Print every record exactly, omitting all pictures.

*** Opening Excerpted data ***

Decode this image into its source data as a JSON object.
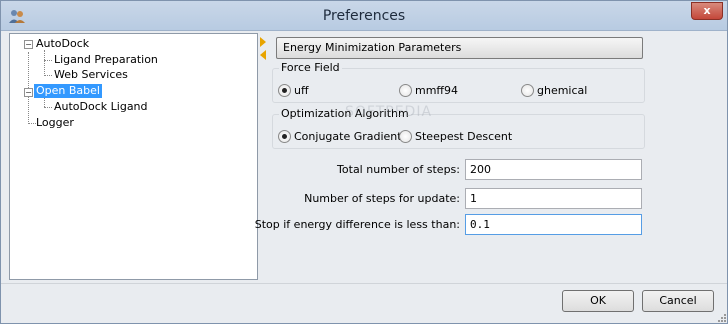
{
  "window": {
    "title": "Preferences",
    "close_label": "x"
  },
  "tree": {
    "nodes": [
      {
        "label": "AutoDock"
      },
      {
        "label": "Ligand Preparation"
      },
      {
        "label": "Web Services"
      },
      {
        "label": "Open Babel",
        "selected": true
      },
      {
        "label": "AutoDock Ligand"
      },
      {
        "label": "Logger"
      }
    ]
  },
  "panel": {
    "section_title": "Energy Minimization Parameters",
    "force_field": {
      "title": "Force Field",
      "options": [
        "uff",
        "mmff94",
        "ghemical"
      ],
      "selected": "uff"
    },
    "optimization": {
      "title": "Optimization Algorithm",
      "options": [
        "Conjugate Gradients",
        "Steepest Descent"
      ],
      "selected": "Conjugate Gradients"
    },
    "fields": [
      {
        "label": "Total number of steps:",
        "value": "200"
      },
      {
        "label": "Number of steps for update:",
        "value": "1"
      },
      {
        "label": "Stop if energy difference is less than:",
        "value": "0.1"
      }
    ]
  },
  "watermark": "SOFTPEDIA",
  "buttons": {
    "ok": "OK",
    "cancel": "Cancel"
  }
}
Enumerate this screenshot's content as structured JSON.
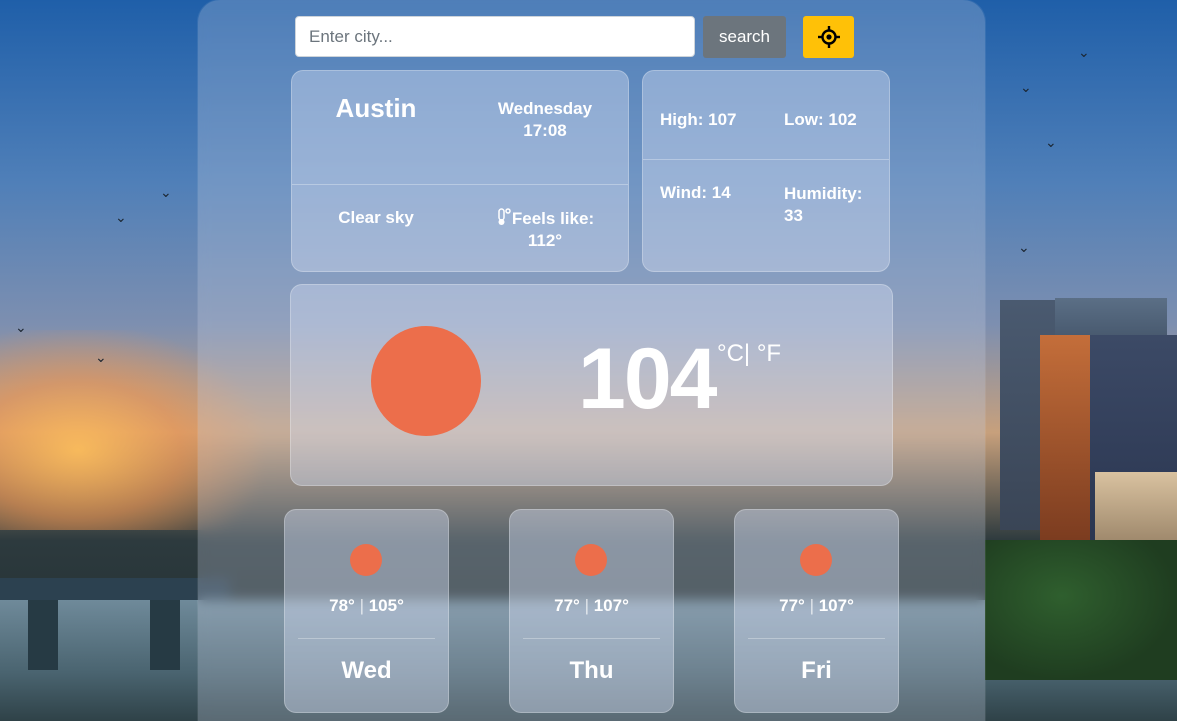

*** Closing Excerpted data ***

=== Solution ===
Decode this image into its source data as a JSON object.
{
  "window": {
    "title": "Preferences",
    "close_label": "x"
  },
  "tree": {
    "nodes": [
      {
        "label": "AutoDock"
      },
      {
        "label": "Ligand Preparation"
      },
      {
        "label": "Web Services"
      },
      {
        "label": "Open Babel",
        "selected": true
      },
      {
        "label": "AutoDock Ligand"
      },
      {
        "label": "Logger"
      }
    ]
  },
  "panel": {
    "section_title": "Energy Minimization Parameters",
    "force_field": {
      "title": "Force Field",
      "options": [
        "uff",
        "mmff94",
        "ghemical"
      ],
      "selected": "uff"
    },
    "optimization": {
      "title": "Optimization Algorithm",
      "options": [
        "Conjugate Gradients",
        "Steepest Descent"
      ],
      "selected": "Conjugate Gradients"
    },
    "fields": [
      {
        "label": "Total number of steps:",
        "value": "200"
      },
      {
        "label": "Number of steps for update:",
        "value": "1"
      },
      {
        "label": "Stop if energy difference is less than:",
        "value": "0.1"
      }
    ]
  },
  "watermark": "SOFTPEDIA",
  "buttons": {
    "ok": "OK",
    "cancel": "Cancel"
  }
}
Enumerate this screenshot's content as structured JSON.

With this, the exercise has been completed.